Deb and I went riding last weekend, which was fun as it was our first ride together. She’d been up to Alice’s and environs on her Buell, but not yet on the YZF, so we decided to head on up there.
Deb and Ben rode over to my house, where Deb and I exchanged excited banter about the trip, and the boys commiserated about how their womenfolk were insane to ride “in the cold” (note: about 50F). Peter wished us well, Deb and I rode to the gas station, and Ben headed back towards the freeway to ride home (it was her first freeway ride on the YZF, so he tagged along to make sure nothing exploded or flew off the bike).

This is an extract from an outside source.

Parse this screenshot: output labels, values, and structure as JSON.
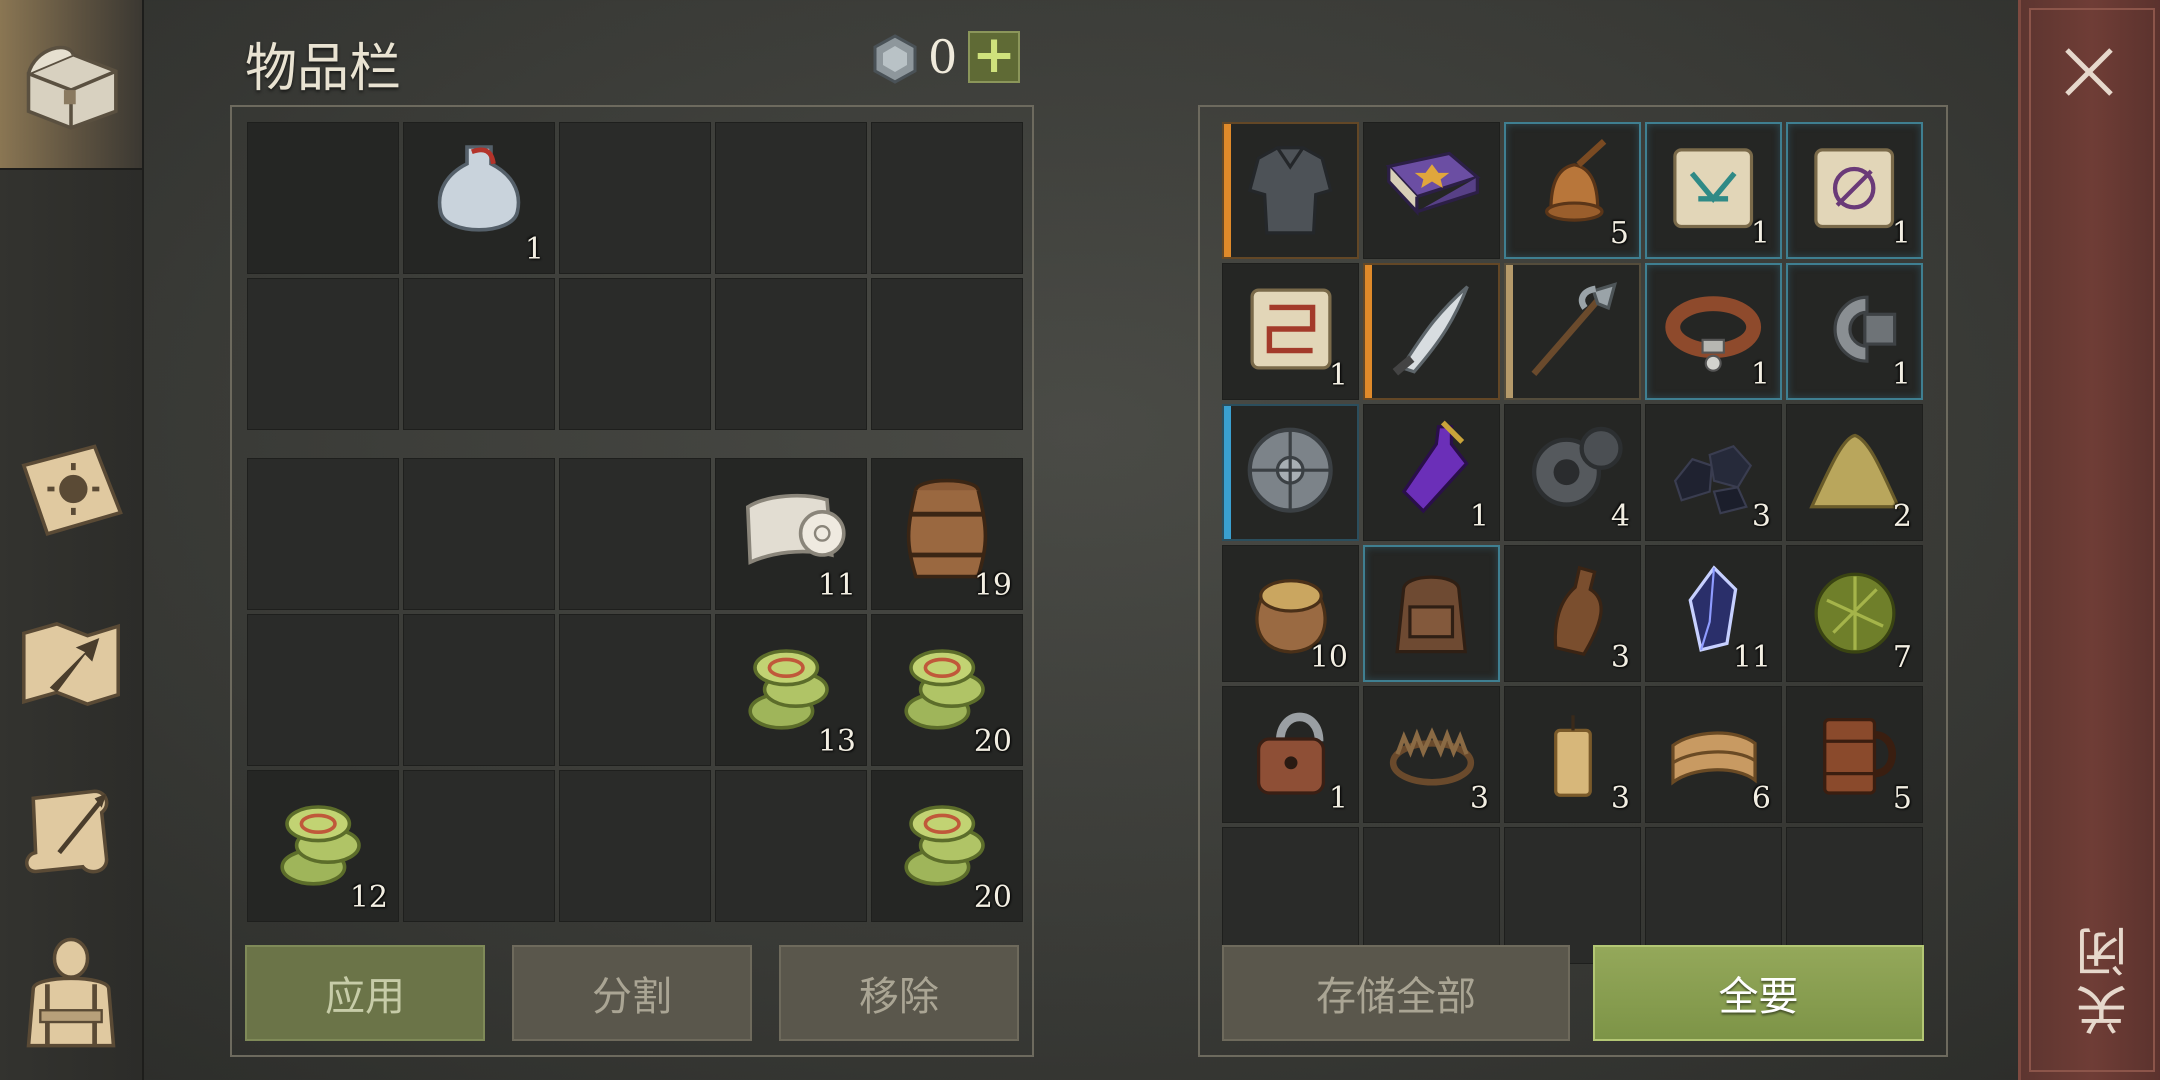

I ran through the rough itinerary with Deb and we were off! I led during the first portion of the ride, since I was taking us the Sekrit Way up to Alice’s (Stevens Canyon/Pierce Road to Hwy 9). I hung back a bit, as much for my own good as for Deb’s, but she was right behind me the whole way. Once we got to Highway 9, we separated for a bit due to stupid cagers indiscriminantly using turnouts, but we reunited at the next intersection. I’d forgotten yet again this year that it’s Christmas Tree season up in the hills — people drive their pickups and minivans up to Skyline, get a tree, lash it on, and then drive about four miles per hour back home. You really get to examine the ends of many Christmas trees while riding in the hills in early December.
We made it up to Alice’s with no problems (nor frostbite, you wimpy boys!) and had just settled down on the patio for some nice hot chili when Tony appeared! Turns out that he’d been up there riding with a Tuono group, and he was about to leave for home when he noticed our bikes. He joined us for yummy warm food and told us about the road conditions on Pescadero/Highway 84.
I put Deb in the lead on Highway 84, heading down to the coast, so that I could snap some pictures of her. 😉 She was riding really well for having a brand new bike.
As we neared the open area right at the western end of Hwy 84, we got behind a slow-moving pickup truck who was doing that really irritating thing of sort of half pulling over to the shoulder, so you can’t really tell if he wants you to pass him or whether he’s just driving like shit. Deb backed off — wisely, as it turned out, because all of a sudden, a 2×4 came flying out of the back of his pickup truck and went flying straight back at us! Deb was far enough behind that she didn’t even have to hard brake; she was a complete superstar. I have no idea whether she rode over the plank or avoided it — it happened pretty quickly.
We pulled over at the San Gregorio General Store to giggle about the 2×4 and decide where to go next. As we were discussing it, a grumpy old woman waddled out of the building next to the general store and started yelling at us. “You’re shouting!” she cackled. “If you want to shout, go stand by the road” (which, incidentally, was exactly where we were). She mumbled something about how we should clean up our acts and shut the hell up, and waddled away again. Deb and I burst into giggles and rode off towards Highway 1. As we passed the parking area, I saw the old woman again, and I shouted for her to have a nice day, which earned me a big ol’ stinkeye. I figure I’m authentic biker scum now, as I have been chastised by a grumpy old woman.
Highway 1 and Pescadero Road were uneventful. I didn’t get any pictures of this section, as my camera battery helpfully crapped out right after our stop at San Gregorio.
When we hit the intersection of Pescadero Road and Alpine Road, Deb pulled over and asked if I wanted to try Alpine. Neither of us had done it before, so we decided to go for it. I’d heard it was narrow and windy, and it delivered. I had a blast; Deb was probably wishing the roads were a weee bit wider, especially when an oncoming Christmas Tree-bearing SUV came barrelling around one blind corner right smack dab in Deb’s lane.
Eventually, we made it up to Skyline, where Alpine becomes Page Mill Road and heads north down into Palo Alto. We started down the hill; I went in the lead this time at Deb’s request. Partway down the hill, I got behind a bicyclist who apparently decided that he owned the entire lane, as he drifted from curb to centerline and back through turns — he was basically following a motorcycle line through the corners, but at about 20 mph. I finally got around him by gunning it in one of the very few straights — I felt like a big asshole, but the guy was just not letting me pass.
About five turns later, I came around a corner to find three deer smack in the middle of the road. I slammed on my brakes and came to a complete stop so that the deer could decide where they were going. Two immediately jumped into the brush and ran away, but this huge deer remained in the road, staring at me. I began to get nervous that a car was going to tear around the corner behind me and plow right into the back of me. The deer finally turned away and followed its family off into the brush, right as that same bicyclist rounded the corner. “PULL TO THE SIDE!” he screamed at me as he pedalled past, as though I’d just decided to park myself in the middle of a curvy mountain road for no bloody reason.
Anyway, Deb and I finally made it down to Highway 280, where I took off towards home. It was a great ride, despite various people and animals trying to kill us.